Suture: material used to close a wound or tie off a bleeding vessel.
Systemic: affecting the body as a whole.
Tendon: a fibrous cord by which muscle is attached to bone.
Thoracic: pertaining to the thorax.
Thorax: the chest.
Thrombus: blood clot.
Thyroid: paired gland located in the neck that produces hormones regulating body metabolism.
Tibia: the shin bone.
Tick: an external parasite which feeds on the blood of its host.
Tissue: an aggregation of cells specialized in one function.
Topical: pertaining to a surface area; often refers to medicines used on the skin.
Torsion: twisting or rotation.
Toxemia: presence of bacterial toxins in the blood stream.
Toxicology: study of poisons.
Trachea: tubular airway connecting the larynx to the lungs; the windpipe.
Tranquilizer: drug used to calm an animal or relieve anxiety.
Transfusion: introduction of whole blood or blood components into the bloodstream.
Trauma: a wound or injury.
Tumor: a swelling or pathologic enlargement of tissues.
Tympanic membrane: the ear drum.
Ulcer: a local defect or excavation of the surface of a organ.
Umbilicus: the navel; belly button.
Unilateral: affecting only one side.
Ureter: tubular structure that conveys urine from each kidney to the urinary bladder.
Urethra: tube that conveys urine from the urinary bladder to the exterior of the body.
Urinalysis: laboratory analysis of urine.
Urination: passage or excretion of urine.
Urine: fluid formed in the kidneys, passed to the bladder for storage, and discharged through the urethra.
Urticaria: hives; an allergic condition of the skin characterized by large welts which itch.
Uterus: a hollow muscular organ found in female mammals, in which the fertilized ovum develops.
Vaccine: an agent, that when introduced into the body, stimulates an immune response against certain microorganisms.

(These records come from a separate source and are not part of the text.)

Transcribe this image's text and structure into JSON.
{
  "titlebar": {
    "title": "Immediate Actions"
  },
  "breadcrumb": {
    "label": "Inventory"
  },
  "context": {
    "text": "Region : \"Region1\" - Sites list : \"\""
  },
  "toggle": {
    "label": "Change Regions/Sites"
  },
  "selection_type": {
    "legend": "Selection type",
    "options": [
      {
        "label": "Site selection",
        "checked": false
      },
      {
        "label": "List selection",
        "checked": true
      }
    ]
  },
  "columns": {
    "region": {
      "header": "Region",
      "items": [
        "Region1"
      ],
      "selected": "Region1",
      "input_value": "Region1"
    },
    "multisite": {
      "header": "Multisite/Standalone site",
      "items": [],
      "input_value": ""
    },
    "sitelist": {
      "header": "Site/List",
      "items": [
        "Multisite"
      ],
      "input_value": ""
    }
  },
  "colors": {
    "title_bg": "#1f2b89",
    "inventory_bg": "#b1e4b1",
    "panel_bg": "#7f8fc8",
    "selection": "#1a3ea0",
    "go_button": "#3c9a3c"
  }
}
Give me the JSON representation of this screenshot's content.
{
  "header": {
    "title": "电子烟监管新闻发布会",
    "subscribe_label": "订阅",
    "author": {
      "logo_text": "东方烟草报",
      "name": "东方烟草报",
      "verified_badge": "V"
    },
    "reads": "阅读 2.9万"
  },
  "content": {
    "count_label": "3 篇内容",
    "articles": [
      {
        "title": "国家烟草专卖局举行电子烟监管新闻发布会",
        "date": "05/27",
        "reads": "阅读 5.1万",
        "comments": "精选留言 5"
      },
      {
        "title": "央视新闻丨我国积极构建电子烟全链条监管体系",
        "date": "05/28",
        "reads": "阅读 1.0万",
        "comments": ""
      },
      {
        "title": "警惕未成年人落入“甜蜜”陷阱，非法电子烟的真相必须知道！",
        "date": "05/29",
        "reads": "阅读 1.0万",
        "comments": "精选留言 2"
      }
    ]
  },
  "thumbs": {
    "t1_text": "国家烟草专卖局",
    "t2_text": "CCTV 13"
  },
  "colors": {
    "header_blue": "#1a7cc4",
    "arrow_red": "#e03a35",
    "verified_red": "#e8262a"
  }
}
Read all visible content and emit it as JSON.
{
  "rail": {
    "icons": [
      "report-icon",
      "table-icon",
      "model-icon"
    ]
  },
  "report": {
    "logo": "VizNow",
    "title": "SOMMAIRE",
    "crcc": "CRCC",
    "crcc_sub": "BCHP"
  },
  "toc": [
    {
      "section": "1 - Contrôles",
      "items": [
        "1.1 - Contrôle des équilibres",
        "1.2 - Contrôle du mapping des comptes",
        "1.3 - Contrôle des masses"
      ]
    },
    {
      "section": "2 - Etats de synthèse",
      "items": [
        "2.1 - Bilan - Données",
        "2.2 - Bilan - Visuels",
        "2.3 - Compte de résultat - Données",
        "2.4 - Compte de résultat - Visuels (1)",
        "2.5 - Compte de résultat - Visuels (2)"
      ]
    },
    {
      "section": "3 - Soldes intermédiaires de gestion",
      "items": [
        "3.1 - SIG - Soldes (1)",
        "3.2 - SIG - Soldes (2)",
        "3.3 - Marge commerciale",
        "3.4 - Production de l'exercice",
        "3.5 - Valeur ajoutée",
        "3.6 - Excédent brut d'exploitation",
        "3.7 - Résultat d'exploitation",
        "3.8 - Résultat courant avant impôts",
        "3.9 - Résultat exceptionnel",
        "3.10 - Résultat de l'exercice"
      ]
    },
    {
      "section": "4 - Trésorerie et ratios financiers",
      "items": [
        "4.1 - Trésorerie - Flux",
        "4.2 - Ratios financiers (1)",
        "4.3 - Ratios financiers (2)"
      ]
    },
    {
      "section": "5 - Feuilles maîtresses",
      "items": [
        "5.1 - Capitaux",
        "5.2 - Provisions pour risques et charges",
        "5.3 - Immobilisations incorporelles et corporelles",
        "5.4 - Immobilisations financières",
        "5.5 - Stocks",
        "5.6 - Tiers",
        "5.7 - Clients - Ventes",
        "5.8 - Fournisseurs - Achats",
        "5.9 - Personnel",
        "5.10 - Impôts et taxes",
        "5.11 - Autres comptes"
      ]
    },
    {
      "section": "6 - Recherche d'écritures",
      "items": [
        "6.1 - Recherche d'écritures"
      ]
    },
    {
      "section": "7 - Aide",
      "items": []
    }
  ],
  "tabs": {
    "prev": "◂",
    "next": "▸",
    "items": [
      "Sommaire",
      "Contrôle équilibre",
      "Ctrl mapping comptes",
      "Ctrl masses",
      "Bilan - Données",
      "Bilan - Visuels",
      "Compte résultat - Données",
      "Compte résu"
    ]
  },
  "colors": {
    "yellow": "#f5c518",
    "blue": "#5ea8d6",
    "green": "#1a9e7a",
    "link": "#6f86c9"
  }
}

Vagina: the canal in females extending from the vulva to the cervix.
Vein: vessel through which blood returns from organs and body parts to the heart.
Venipuncture: puncture of a vein with a needle; blood draw.
Ventral: pertaining to the belly or underside of a quadruped.
Ventricle: a chamber of the heart.
Vertebrate: any animal with a spinal column.
Veterinarian: doctor of veterinary medicine; really cool person.
Veterinary Technician: An animal nurse; also a really cool person.
Virus: a tiny infectious agent that replicates only inside a living cell, and lacks the ability for independent metabolism.
Viscera: any large organs located within the thoracic or abdominal cavities or pelvic canal.
Vomit: to cast up material from the stomach.
Vulva: external genitalia of females.
Wean: to discontinue nursing or suckling a young animal.
Whelp: the process of giving birth in dogs.
Wood's light: an ultraviolet light, often used to detect ringworm on the skin of animals.
Wound: any disruption of the continuity of a normal structure, as from an incision or injury.
X-rays: light rays of high amplitude which are passed by an electric generator through a glass vacuum tube (the x-ray tube). Such rays have special penetrative powers through body tissues.
Zoonosis: any disease of animals that can be transmitted to people under natural conditions.